[Data about app and page elements]
**********
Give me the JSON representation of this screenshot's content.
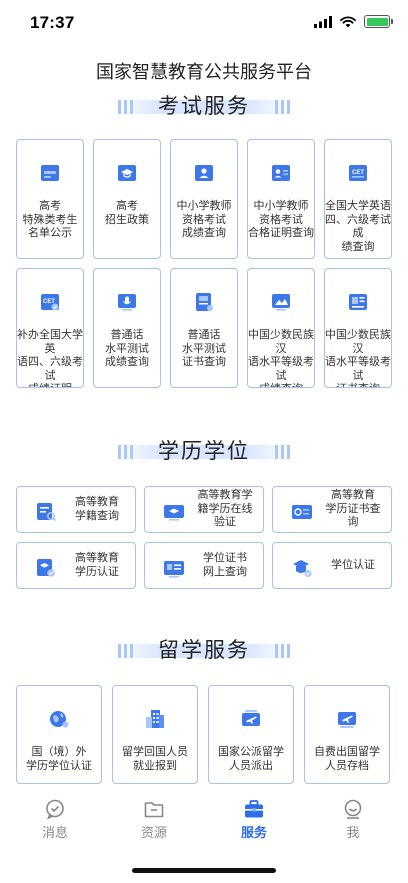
{
  "status": {
    "time": "17:37"
  },
  "page": {
    "title": "国家智慧教育公共服务平台"
  },
  "colors": {
    "accent": "#2d6de8",
    "border": "#a7c1ec",
    "inactive": "#888888"
  },
  "sections": {
    "exam": {
      "title": "考试服务",
      "items": [
        {
          "icon": "notice-card-icon",
          "label": "高考\n特殊类考生\n名单公示"
        },
        {
          "icon": "graduation-cap-icon",
          "label": "高考\n招生政策"
        },
        {
          "icon": "teacher-id-icon",
          "label": "中小学教师\n资格考试\n成绩查询"
        },
        {
          "icon": "teacher-certificate-icon",
          "label": "中小学教师\n资格考试\n合格证明查询"
        },
        {
          "icon": "cet-icon",
          "label": "全国大学英语\n四、六级考试成\n绩查询",
          "text": "CET"
        },
        {
          "icon": "cet-certificate-icon",
          "label": "补办全国大学英\n语四、六级考试\n成绩证明",
          "text": "CET"
        },
        {
          "icon": "microphone-screen-icon",
          "label": "普通话\n水平测试\n成绩查询"
        },
        {
          "icon": "mandarin-certificate-icon",
          "label": "普通话\n水平测试\n证书查询"
        },
        {
          "icon": "minority-language-score-icon",
          "label": "中国少数民族汉\n语水平等级考试\n成绩查询"
        },
        {
          "icon": "minority-language-certificate-icon",
          "label": "中国少数民族汉\n语水平等级考试\n证书查询"
        }
      ]
    },
    "degree": {
      "title": "学历学位",
      "items": [
        {
          "icon": "student-status-search-icon",
          "label": "高等教育\n学籍查询"
        },
        {
          "icon": "online-verification-icon",
          "label": "高等教育学\n籍学历在线\n验证"
        },
        {
          "icon": "diploma-search-icon",
          "label": "高等教育\n学历证书查\n询"
        },
        {
          "icon": "diploma-authentication-icon",
          "label": "高等教育\n学历认证"
        },
        {
          "icon": "degree-certificate-online-icon",
          "label": "学位证书\n网上查询"
        },
        {
          "icon": "degree-authentication-icon",
          "label": "学位认证"
        }
      ]
    },
    "study_abroad": {
      "title": "留学服务",
      "items": [
        {
          "icon": "globe-icon",
          "label": "国（境）外\n学历学位认证"
        },
        {
          "icon": "office-building-icon",
          "label": "留学回国人员\n就业报到"
        },
        {
          "icon": "plane-dispatch-icon",
          "label": "国家公派留学\n人员派出"
        },
        {
          "icon": "plane-archive-icon",
          "label": "自费出国留学\n人员存档"
        }
      ]
    }
  },
  "tabs": [
    {
      "key": "messages",
      "icon": "message-check-icon",
      "label": "消息",
      "active": false
    },
    {
      "key": "resources",
      "icon": "folder-icon",
      "label": "资源",
      "active": false
    },
    {
      "key": "services",
      "icon": "briefcase-icon",
      "label": "服务",
      "active": true
    },
    {
      "key": "me",
      "icon": "user-smile-icon",
      "label": "我",
      "active": false
    }
  ]
}
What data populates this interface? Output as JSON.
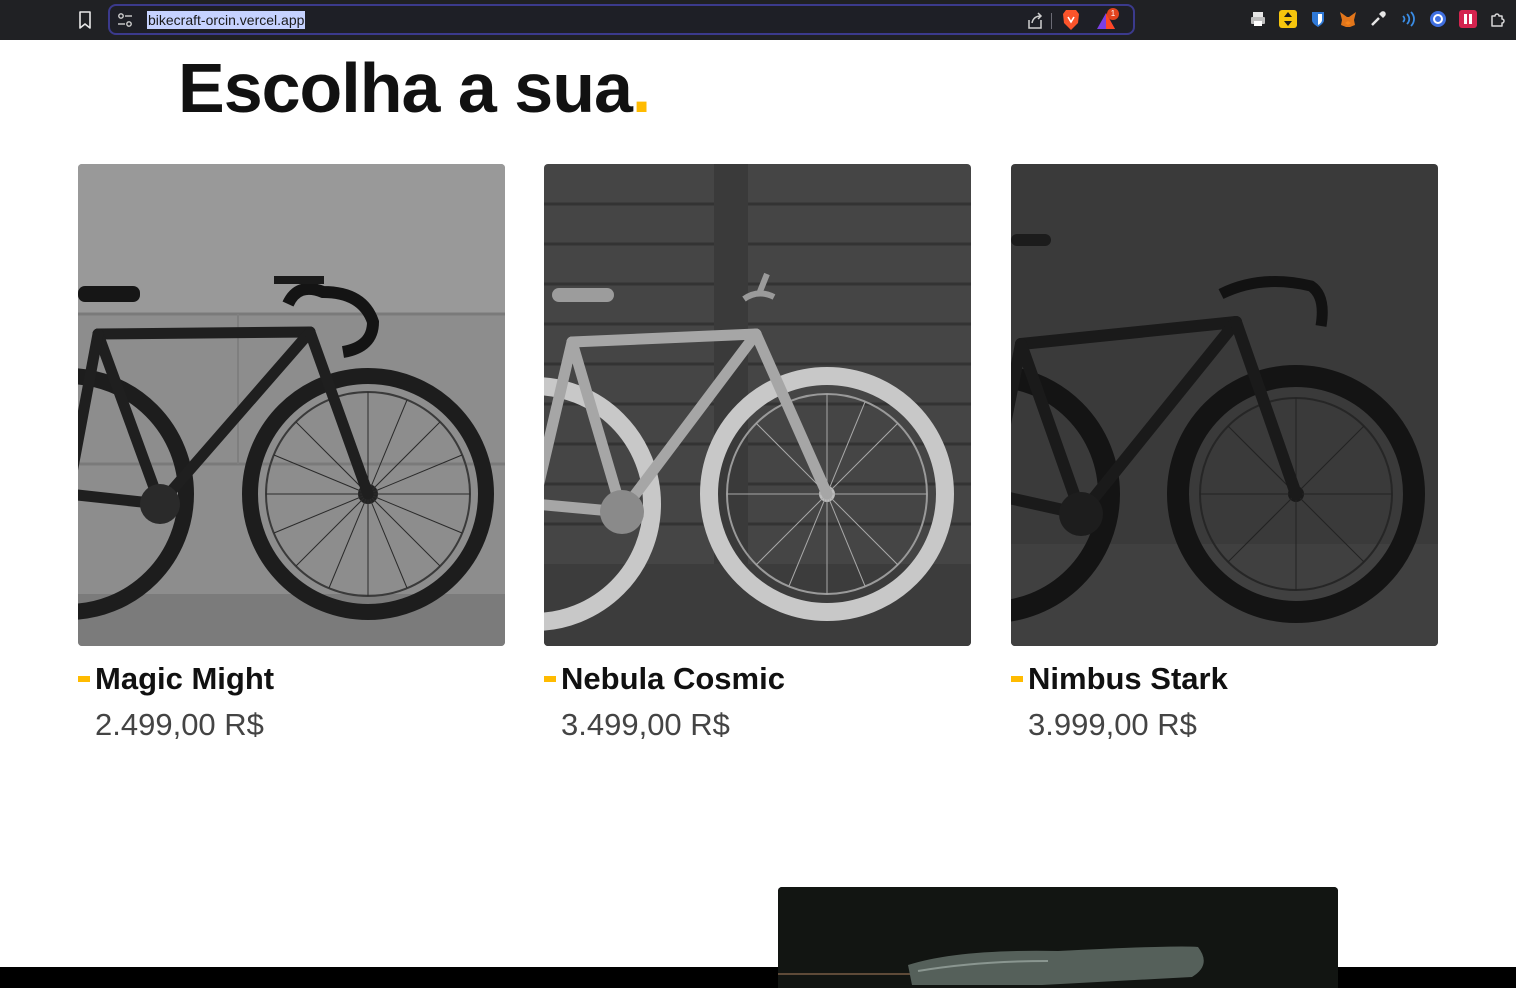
{
  "browser": {
    "url": "bikecraft-orcin.vercel.app",
    "rewards_badge": "1",
    "extensions": [
      "printer-icon",
      "arrows-extension-icon",
      "bitwarden-icon",
      "metamask-fox-icon",
      "eyedropper-icon",
      "wireless-extension-icon",
      "blue-circle-extension-icon",
      "red-extension-icon",
      "puzzle-extensions-icon"
    ]
  },
  "page": {
    "title": "Escolha a sua",
    "title_dot": ".",
    "accent_color": "#ffbb00",
    "products": [
      {
        "name": "Magic Might",
        "price": "2.499,00 R$"
      },
      {
        "name": "Nebula Cosmic",
        "price": "3.499,00 R$"
      },
      {
        "name": "Nimbus Stark",
        "price": "3.999,00 R$"
      }
    ]
  }
}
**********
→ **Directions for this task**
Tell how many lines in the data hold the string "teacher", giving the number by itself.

→ **Exercise response**
2